ODG, Mastercard, and Qualcomm show off augmented reality shopping
The demo uses photorealistic augmented reality, enabling the shopper to look at clothing on the racks and view digital details, such as the price. While looking at a physical item, you can view digital details on the display of your glasses.
Mastercard’s Masterpass will authenticate the shopper, using the Qualcomm iris scan tech, which scans your eye to identify you. The shopper then selects a card from their Masterpass-enabled wallet and completes the purchase by selecting the Masterpass button on the screen. Items can be taken home from the store or shipped, depending on availability.

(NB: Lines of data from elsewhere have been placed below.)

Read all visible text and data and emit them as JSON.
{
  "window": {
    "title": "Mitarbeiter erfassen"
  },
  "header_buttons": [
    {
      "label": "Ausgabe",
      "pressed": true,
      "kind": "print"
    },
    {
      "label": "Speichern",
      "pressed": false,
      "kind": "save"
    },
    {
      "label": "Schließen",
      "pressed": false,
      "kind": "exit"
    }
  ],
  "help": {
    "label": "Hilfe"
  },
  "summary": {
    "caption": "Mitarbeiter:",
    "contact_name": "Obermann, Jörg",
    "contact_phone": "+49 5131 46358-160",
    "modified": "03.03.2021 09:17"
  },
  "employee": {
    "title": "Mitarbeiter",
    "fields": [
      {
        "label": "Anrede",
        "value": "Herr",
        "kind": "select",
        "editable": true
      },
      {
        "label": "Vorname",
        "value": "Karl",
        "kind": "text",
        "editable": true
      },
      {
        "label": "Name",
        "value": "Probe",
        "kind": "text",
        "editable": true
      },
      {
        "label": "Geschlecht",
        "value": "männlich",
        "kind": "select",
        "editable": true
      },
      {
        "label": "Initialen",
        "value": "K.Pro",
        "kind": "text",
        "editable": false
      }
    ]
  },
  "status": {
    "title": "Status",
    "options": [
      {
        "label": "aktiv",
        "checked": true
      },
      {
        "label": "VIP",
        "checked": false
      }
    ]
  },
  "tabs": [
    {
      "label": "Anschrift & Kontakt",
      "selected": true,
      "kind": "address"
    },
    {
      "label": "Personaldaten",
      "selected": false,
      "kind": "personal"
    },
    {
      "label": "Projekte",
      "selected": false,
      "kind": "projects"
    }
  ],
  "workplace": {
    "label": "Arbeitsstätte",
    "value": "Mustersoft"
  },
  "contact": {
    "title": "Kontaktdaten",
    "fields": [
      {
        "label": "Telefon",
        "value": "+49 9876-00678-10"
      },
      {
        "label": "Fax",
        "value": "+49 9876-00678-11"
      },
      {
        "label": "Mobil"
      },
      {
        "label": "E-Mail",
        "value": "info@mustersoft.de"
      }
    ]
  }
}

Vuforia 7 helps augmented reality blend into real life
Augmented reality tech company Vuforia is announcing a new version of its augmented reality platform that enables more seamless integration of AR into real-world environments.

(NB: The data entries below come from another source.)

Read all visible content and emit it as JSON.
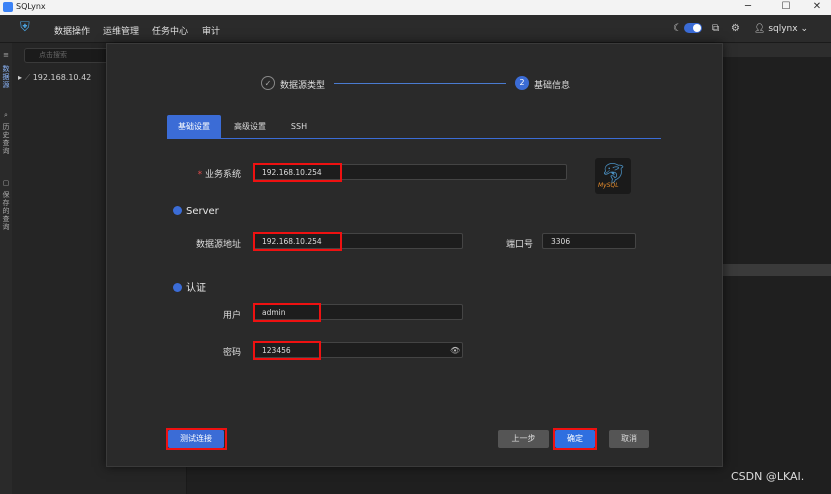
{
  "window": {
    "title": "SQLynx",
    "minimize": "─",
    "maximize": "☐",
    "close": "✕"
  },
  "menu": {
    "items": [
      "数据操作",
      "运维管理",
      "任务中心",
      "审计"
    ],
    "user": "sqlynx"
  },
  "left_rail": {
    "items": [
      "数据源",
      "历史查询",
      "保存的查询"
    ]
  },
  "sidebar": {
    "search_placeholder": "点击搜索",
    "tree_item": "192.168.10.42"
  },
  "dialog": {
    "steps": [
      {
        "num": "✓",
        "label": "数据源类型"
      },
      {
        "num": "2",
        "label": "基础信息"
      }
    ],
    "tabs": [
      "基础设置",
      "高级设置",
      "SSH"
    ],
    "business_system": {
      "label": "业务系统",
      "value": "192.168.10.254"
    },
    "server_section": "Server",
    "datasource_address": {
      "label": "数据源地址",
      "value": "192.168.10.254"
    },
    "port": {
      "label": "端口号",
      "value": "3306"
    },
    "auth_section": "认证",
    "user": {
      "label": "用户",
      "value": "admin"
    },
    "password": {
      "label": "密码",
      "value": "123456"
    },
    "mysql_logo": "MySQL",
    "buttons": {
      "test": "测试连接",
      "prev": "上一步",
      "ok": "确定",
      "cancel": "取消"
    }
  },
  "watermark": "CSDN @LKAI."
}
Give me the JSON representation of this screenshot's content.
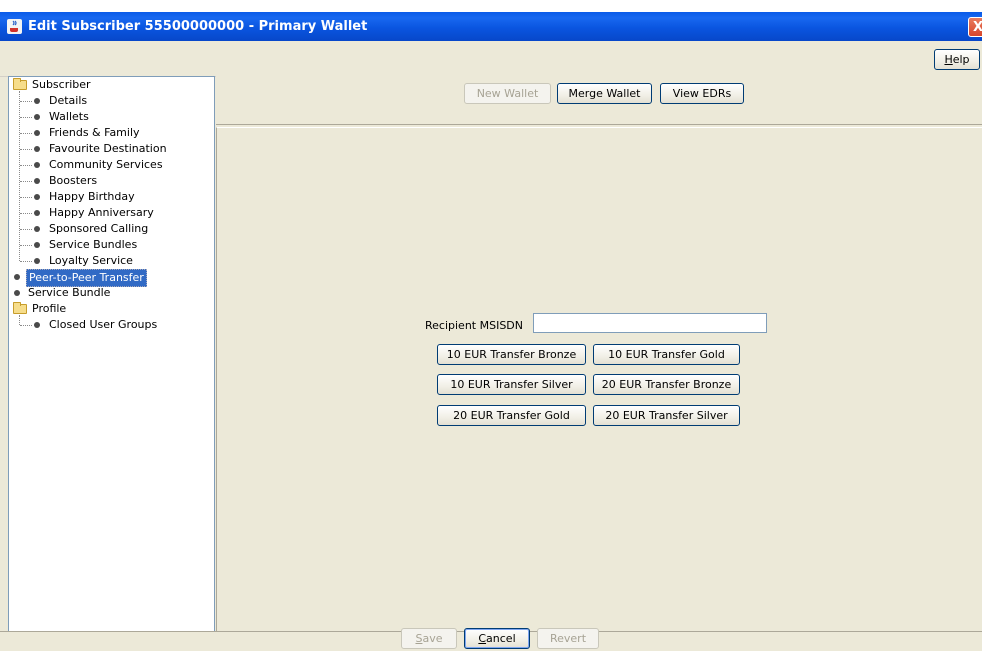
{
  "window": {
    "title": "Edit Subscriber 55500000000 - Primary Wallet",
    "close_label": "X",
    "app_icon": "java-cup-icon"
  },
  "help": {
    "label_prefix": "",
    "label_mnemonic": "H",
    "label_rest": "elp"
  },
  "tree": {
    "root": "Subscriber",
    "children": [
      "Details",
      "Wallets",
      "Friends & Family",
      "Favourite Destination",
      "Community Services",
      "Boosters",
      "Happy Birthday",
      "Happy Anniversary",
      "Sponsored Calling",
      "Service Bundles",
      "Loyalty Service"
    ],
    "peer": "Peer-to-Peer Transfer",
    "service_bundle": "Service Bundle",
    "profile": "Profile",
    "profile_children": [
      "Closed User Groups"
    ]
  },
  "toolbar": {
    "new_wallet": "New Wallet",
    "merge_wallet": "Merge Wallet",
    "view_edrs": "View EDRs"
  },
  "transfer": {
    "recipient_label": "Recipient MSISDN",
    "recipient_value": "",
    "buttons": [
      "10 EUR Transfer Bronze",
      "10 EUR Transfer Gold",
      "10 EUR Transfer Silver",
      "20 EUR Transfer Bronze",
      "20 EUR Transfer Gold",
      "20 EUR Transfer Silver"
    ]
  },
  "footer": {
    "save_m": "S",
    "save_rest": "ave",
    "cancel_m": "C",
    "cancel_rest": "ancel",
    "revert": "Revert"
  },
  "colors": {
    "titlebar": "#0a55e0",
    "selection": "#316ac5",
    "panel": "#ece9d8"
  }
}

Vuforia 7 can take any given real-world scene and figure out where the ground or flat surfaces like tables are. It can also identify objects with much better accuracy than it did in the past. For instance, it can recognize a particular car model on the street. A developer can trigger an animation to play on top of that car in an augmented reality application. So when you look at a car with your smartphone camera or AR glasses, you may be able to find out details such as specs and price.
The stream is powered by NextVR, and is available via their app on Samsung’s GearVR platform or Google Daydream — they’re also introducing support for Microsoft’s Windows Mixed Reality headsets this season, but still no word on when you’ll be able to watch on Oculus Rift.
Doctors Can Now Prescribe Virtual Reality Treatments For Lazy-eye
Vivid Vision offers a virtual reality based treatment for lazy eye disorders. Optometrists have been able to use the company’s treatment in their practice since 2015; this week Vivid Vision announced a new offering for the hardware/software-based eye-treatment that extends lazy eye treatment to the home.
Facebook’s New ‘AI Camera’ Team Wants to Add a Layer to the World
Imagine a persistent, shareable social layer on the physical world, a spatialized Facebook that’s escaped the feed.
“Everyone got so excited about Pokémon Go when it was just one thing. What if there are 1,000 things like that?” Barnett asked. “All these layers of information that are spatially situated and relevant to what you care about.”